by Grant Cousineau
“I was foolish enough to believe that I could take his money and keep my freedom.”
The Man in My Basement is rife with this concept of self-salvation, that we can somehow map our own paths to redemption whether we deserve it or not.
But before Mosely’s provocative novel really digs into this idea, his story opens with a straightforward proposition. Anniston Bennet – an unassuming, wealthy, white man – appears on the doorstep of a large home in a secluded, colored neighborhood in Long Island. The house is owned by thirty-three-year-old Charles Blakey, a seventh-generation descendant of free black Americans. Bennet offers him nearly $50,000 to rent his basement. Though Blakey’s life is coming apart at the seams, he refuses, but not before accepting Bennet’s card.
As a broke, unemployed, compulsive liar with no living family, Blakey has all but backed himself into a corner. After rumors that he stole money from the bank he worked at, he’s since been blackballed by every business in town. Even construction crews won’t touch him, so he learns to make his meals (and booze) stretch. In due time, he runs out of options and calls to take Bennet up on his offer, but there’s a catch: Bennet intends to imprison himself in Blakey’s basement. For two months.
Bennet sends the materials for a stand-up, lattice metalwork cell to Blakey’s house, which he is to erect in the basement. Then, before Bennet locks himself inside, he gives Blakey instructions for feeding him, waste disposal, and everything he needs to know to essentially serve as Bennet’s full-time warden. Oh, and during these two months, Blakey will be the only person to know of Bennet’s whereabouts, and the sole person holding the key to the padlock.
This riveting yet mysterious situation leaves Blakey restless, worried someone might stumble across the jailed white man in his cellar. But he soon learns that Bennet may actually deserve this self-sentence, admitting to having spent his life as one of the most powerful criminals in the world, responsible for pain, suffering, and even death, yet so fully behind-the-scenes that he’s never been so much as a footnote or coffee stain in the annals of history.
“I am a good citizen and the worst demon,” he confesses.
In justifying his life, he says: “More often than not men make the decisions that lead to their own deaths. They delegate, hate, stay when all the signs say go. Mostly they’re unwilling to make a deal. And they’re almost all forgotten. No better remembered than a cockroach who succumbs to a poison that you set down under the pantry six months before.”

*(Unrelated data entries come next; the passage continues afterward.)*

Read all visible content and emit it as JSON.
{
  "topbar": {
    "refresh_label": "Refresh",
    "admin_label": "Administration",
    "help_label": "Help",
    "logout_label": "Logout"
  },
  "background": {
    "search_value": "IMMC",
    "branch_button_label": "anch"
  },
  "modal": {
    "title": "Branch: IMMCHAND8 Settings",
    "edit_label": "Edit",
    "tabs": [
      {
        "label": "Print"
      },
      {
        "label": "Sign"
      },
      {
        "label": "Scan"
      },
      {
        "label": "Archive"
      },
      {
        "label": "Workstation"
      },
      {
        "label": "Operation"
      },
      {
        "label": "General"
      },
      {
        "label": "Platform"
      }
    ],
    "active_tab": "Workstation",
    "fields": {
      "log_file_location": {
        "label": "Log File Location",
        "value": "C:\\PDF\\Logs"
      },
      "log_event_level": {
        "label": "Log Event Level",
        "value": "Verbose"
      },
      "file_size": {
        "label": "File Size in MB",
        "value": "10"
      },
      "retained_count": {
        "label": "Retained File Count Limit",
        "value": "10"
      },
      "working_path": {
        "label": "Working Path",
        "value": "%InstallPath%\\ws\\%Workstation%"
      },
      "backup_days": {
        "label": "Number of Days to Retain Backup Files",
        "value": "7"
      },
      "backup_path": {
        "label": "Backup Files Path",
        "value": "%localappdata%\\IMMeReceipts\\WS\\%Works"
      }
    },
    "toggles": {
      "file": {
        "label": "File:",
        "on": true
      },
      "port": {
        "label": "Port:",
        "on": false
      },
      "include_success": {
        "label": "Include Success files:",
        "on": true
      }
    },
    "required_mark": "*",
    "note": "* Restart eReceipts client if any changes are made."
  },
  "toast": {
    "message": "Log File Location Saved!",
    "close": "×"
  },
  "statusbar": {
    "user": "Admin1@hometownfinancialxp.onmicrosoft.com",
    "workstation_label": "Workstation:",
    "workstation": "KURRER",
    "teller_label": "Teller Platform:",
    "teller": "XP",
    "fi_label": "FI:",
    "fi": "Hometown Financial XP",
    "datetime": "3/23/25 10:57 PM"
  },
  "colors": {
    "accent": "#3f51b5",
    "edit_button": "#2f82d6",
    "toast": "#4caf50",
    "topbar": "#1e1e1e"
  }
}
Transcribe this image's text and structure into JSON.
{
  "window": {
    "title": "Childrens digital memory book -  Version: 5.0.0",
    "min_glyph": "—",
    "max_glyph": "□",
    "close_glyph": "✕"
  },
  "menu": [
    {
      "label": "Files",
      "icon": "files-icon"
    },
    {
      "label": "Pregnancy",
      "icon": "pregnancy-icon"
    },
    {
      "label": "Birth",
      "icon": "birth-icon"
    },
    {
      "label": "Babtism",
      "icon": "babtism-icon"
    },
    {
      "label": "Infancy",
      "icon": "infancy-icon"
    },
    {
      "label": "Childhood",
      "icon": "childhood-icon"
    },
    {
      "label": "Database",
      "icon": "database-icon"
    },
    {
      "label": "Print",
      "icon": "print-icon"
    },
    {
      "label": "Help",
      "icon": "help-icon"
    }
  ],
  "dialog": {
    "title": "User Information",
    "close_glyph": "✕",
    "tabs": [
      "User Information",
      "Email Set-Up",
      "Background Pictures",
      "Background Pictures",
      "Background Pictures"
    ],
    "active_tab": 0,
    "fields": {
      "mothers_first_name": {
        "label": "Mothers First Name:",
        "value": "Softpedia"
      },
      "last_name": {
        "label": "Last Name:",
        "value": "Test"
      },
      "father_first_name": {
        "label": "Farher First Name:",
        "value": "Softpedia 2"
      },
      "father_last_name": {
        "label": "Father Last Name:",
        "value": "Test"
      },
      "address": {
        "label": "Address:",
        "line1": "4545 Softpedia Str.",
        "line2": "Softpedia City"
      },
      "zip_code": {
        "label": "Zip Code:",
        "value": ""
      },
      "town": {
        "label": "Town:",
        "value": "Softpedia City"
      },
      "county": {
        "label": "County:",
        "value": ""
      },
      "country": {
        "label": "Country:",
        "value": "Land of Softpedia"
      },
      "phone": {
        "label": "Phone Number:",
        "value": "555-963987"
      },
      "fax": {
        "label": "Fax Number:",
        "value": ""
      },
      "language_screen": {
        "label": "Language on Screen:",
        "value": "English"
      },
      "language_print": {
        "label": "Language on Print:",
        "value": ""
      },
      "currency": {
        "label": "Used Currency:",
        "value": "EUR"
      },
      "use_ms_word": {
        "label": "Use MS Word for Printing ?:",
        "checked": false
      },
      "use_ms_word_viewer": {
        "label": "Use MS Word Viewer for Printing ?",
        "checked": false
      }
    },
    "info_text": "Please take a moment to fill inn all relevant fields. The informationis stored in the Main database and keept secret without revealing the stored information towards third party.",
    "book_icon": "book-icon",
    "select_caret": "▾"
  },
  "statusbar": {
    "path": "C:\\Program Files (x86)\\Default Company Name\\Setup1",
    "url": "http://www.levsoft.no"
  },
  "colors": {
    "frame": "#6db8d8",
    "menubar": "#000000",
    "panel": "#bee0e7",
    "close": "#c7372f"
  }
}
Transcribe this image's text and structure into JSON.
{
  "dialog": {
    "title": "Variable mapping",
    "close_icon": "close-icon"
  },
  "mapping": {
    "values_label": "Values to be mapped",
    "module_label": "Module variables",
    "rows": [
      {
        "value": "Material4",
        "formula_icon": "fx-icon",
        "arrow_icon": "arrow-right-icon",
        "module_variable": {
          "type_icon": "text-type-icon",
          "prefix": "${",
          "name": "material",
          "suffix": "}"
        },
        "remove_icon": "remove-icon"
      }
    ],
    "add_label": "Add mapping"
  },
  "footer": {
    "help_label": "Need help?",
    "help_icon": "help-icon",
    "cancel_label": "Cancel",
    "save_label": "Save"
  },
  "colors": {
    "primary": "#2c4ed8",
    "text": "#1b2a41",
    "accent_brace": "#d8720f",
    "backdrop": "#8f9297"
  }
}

Mosley – best known for his hard-boiled Easy Rawlins mystery novels – presents The Man in My Basement as a parable through which we might reconsider our assumptions about liars, beggars, and thieves, as well as our first impressions of clean-cut, well-suited men with firm handshakes and stock-photo smiles.
Blakey and Bennet’s situation is reminiscent of “The One and Only Ivan” or “Ishmael,” except instead of Socratic conversations with caged gorillas, here we have two men of polar-opposite backgrounds and worldviews. It all becomes a sort of psychological game between the two, with turns taken and rules to follow. Mosley ushers this setup into powerfully affecting and philosophically intricate storytelling.
And yet, the novel is very much a classic Mosley page-turner – absolutely unputdownable. The dialogue is razor sharp and the narration hypnotic. This story is clean from the first to the last word, though there are no easy answers to be found. Redemption, Mosley seems to suggest, is in both the eye of the beholder and of the beholden. He asks: Are we ever forgiven if we cannot first forgive ourselves?
Walter Mosley is the author of more than 43 critically acclaimed books. He is the winner of numerous awards, including an O. Henry Award, a Grammy and PEN America’s Lifetime Achievement Award. He will be at the KI Convention Center Saturday, April 27 at 7:00pm. Make sure to secure your tickets (General Admission is FREE; priority seating is $30).